So, with that in mind I thought I would offer a mini blog ‘carnival’ to draw attention to some recent posts that touch on aspects of the important history of intoxicants. I’ve said plenty on this blog about the history of drinking, so here are a few suggestions of other popular ‘poisons’ you might be interested in:
– Over at Early Modern Medicine, Jen Evans has been exploring the way people in the seventeenth-century thought about the health implications of new introductions such as coffee and tobacco, including some rather creative songs about the effect of tobacco on male virility.
– The history of tobacco has also been taken up in a recent blog over at History Today, which provides a useful introduction to the emergence and development of smoking habits, and reveals the rather surprising fact that tobacco’s initial success owed much to its perceived medicinal properties.
– And I also came across this interesting post recently which corrects a view I often get presented with: that people drank a lot of ale and beer in medieval and early modern England because they didn’t drink water, which was thought to be unsafe. According to Tim O’Neill, they did drink water – and ale and beer were more like an early version of energy drinks than an alternative to water.
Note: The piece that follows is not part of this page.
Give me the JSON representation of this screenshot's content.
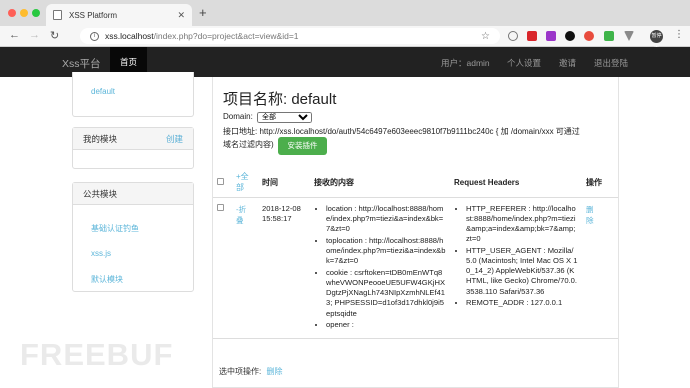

So, pick your poison, and expect to hear more about the history of intoxicants as this field of study continues to expand.
 For a flavour of the recent work in this field check out the following: Phil Withington, ‘Intoxicants and Society in Early Modern England’, Historical Journal (2011), Mark Hailwood, ‘Sociability, Work and Labouring Identity in Seventeenth-Century England’, Cultural and Social History 8:1 (2011), Alexandra Shepard, ‘Swil-bolls and tos-pots’: Drink Culture and Male Bonding in England, 1560–1640’ in Laura Gowing, Michael Hunter and Miri Rubin, eds., Love, Friendship and Faith in Europe, 1300–1800 (2005), and the essays in Adam Smyth (ed.), A Pleasing Sinne: Drink and Conviviality in Seventeenth-century England (Cambridge, 2004).
This gives me a good excuse to share a snippet that I came across in Ralph Thoresby’s diary:
[Joseph Hunter (ed.), The Diary of Ralph Thoresby (1677-1724) (2 vols; London, 1830), I, p. 352]
What I like about this, apart from the chuckle it gives a modern reader, is that it speaks to several of the issues you raised above:
– the connection between the early popularity of new intoxicants and their supposed medicinal value (child is sickly, not healthy)
– the interconnection of different intoxicants (tobacco smoking in a coffee house)
– ideas about appropriate forms of behaviour or ‘manners’ (Thoresby is ‘surprised’ but its not clear whether he is impressed or shocked)
Pingback: Giants’ Shoulders #60 Part II: The Present | The Renaissance Mathematicus